THE birth of a new born baby into a family always bring joy and celebration, but one of the uncommon news to hear from doctors after the delivery of a new child is, “there is something wrong with your baby.” Mrs. Margaret Ubong, Mrs. Faliat Hassan and Mr. Odusanya Olajide felt the same way when they were told few minutes after delivery that their babies had cleft lip and palate. “I will never forget the way my heart dropped out of my chest that moment,” said Mrs. Margaret Ubong.
Cleft lip and palate are birth defects that happen while a baby is developing in the uterus. During the sixth to 10th week of pregnancy, the bones and tissues of a baby’s upper jaw, nose, and mouth normally come together (fuse) to form the roof of the mouth and the upper lip. If the tissue in the developing mouth and the palate don’t fuse together, a baby could be born with a cleft lip or cleft palate, or both.
The palate is the roof of the mouth and has two main parts. In babies with cleft palate, there is an opening between the roof of the mouth and the nose.
For these women, learning that their babies, Sharon Ubong, Taiwo Hassan, Habeeb Odusanya were born with cleft lips and palates was devastating. They could barely hold back their emotions, but burst into crying. According to them, they tried to pull themselves together enough to just get out the words “cleft lip and palate.”
For Mr. Olajide Odusanya, father of Habeeb Odusanya, it came as a shock because he never expected it. “Though I have seen it with some children, I thought it was the fault of their parents. Immediately I saw the baby in the labour room, I felt a little disappointed,” Olajide said.
Their heart-rendering stories may not be different from other parents who have children with cleft lip and palate. But thanks to the fact that all hope is not lost, the conditions could be reconstructed even in Nigeria.
However, the children were among the beneficiaries of free corrective surgery put together by Smile Train, at the National Orthopaedic Hospital, Igbobi, Lagos. SmileTrain is an international charity organisation that provides cleft lip and palate surgery to children in need.
Do you have a child with cleft lip and palate?

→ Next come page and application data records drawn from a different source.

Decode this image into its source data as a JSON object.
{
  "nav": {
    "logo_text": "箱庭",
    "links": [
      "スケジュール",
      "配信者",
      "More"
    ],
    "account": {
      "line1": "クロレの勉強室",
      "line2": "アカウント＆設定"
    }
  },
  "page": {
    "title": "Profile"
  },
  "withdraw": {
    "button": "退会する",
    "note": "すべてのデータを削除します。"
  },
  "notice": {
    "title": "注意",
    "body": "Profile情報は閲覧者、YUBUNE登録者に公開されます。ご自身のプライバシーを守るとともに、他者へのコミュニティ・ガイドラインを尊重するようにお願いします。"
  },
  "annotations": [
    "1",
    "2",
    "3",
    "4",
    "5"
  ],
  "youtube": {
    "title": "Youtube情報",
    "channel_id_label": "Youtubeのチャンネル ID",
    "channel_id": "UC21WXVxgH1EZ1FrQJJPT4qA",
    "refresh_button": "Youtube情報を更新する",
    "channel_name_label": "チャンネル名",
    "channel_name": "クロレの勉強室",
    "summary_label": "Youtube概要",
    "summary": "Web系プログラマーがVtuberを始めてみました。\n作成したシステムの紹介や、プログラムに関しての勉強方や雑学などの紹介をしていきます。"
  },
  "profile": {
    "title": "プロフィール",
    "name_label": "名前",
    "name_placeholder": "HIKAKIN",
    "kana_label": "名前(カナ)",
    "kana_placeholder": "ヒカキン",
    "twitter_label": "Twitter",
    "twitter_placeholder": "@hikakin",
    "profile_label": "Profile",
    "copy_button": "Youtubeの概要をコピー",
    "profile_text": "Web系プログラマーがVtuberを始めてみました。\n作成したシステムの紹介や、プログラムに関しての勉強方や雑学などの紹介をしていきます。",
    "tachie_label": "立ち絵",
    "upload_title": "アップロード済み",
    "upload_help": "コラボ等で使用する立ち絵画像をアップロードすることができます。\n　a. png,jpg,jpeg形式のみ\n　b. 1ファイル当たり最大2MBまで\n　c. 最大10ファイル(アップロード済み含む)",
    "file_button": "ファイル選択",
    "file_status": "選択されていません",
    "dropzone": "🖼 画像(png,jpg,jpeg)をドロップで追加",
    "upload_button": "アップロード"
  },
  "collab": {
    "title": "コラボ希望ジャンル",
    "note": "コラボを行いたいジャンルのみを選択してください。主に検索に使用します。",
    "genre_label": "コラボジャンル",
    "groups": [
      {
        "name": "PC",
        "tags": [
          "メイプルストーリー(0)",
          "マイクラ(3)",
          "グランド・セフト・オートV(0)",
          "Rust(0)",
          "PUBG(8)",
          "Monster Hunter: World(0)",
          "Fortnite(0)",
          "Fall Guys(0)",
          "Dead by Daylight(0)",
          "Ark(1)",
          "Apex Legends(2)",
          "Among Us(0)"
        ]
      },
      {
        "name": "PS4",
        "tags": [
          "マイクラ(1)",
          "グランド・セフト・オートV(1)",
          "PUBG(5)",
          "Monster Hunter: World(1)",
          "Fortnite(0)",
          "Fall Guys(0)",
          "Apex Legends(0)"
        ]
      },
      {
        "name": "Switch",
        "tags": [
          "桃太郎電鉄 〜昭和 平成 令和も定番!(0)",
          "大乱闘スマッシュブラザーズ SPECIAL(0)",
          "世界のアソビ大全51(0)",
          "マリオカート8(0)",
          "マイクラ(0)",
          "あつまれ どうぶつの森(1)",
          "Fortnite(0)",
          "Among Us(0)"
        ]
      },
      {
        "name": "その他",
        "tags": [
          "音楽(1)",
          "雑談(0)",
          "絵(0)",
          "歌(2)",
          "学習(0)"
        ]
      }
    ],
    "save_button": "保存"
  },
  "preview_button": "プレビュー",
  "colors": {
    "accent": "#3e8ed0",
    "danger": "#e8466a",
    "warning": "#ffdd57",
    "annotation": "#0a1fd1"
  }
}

Experts at National Orthopaedic Hospital, Igbobi, Lagos, NOHI, is offering free surgical operation for children with the condition.
At a sensitisation walk aimed at creating the needed awareness among the populace on the need to bring out affected children for the free surgery, Chief Medical Director of the hospital, Dr. Yinusa Wahab, who noted that the condition occurs in one per 1,000 live births, stated that the condition could be taken care of, if early diagnosis and treatment were initiated early.
Wahab, who noted that finance has been a major set- back for most children with the condition, said the hospital would embark on an awareness campaign to alert Nigerians that the hospital has put in place such programme that would take care of the condition, free.
Head of Department, Bones and Plastic Surgery and Coordinator of SmileTrain at NOHI, Dr. Folake Abikoye, explained that the organisation had called on parents of children with cleft lip and palate to bring such children to the hospital for a free surgical operation.
“Parents are usually very sad and embarrassed when faced with such situation, thereby hiding such children, but medical experts say the defects can be corrected surgically if reported early. If it involves the palate, the affected child usually have speech problem which can be corrected after surgery with speech therapy. The beneficiaries expressed appreciation to SmileTrain, advising other parents to bring their children out for free surgery.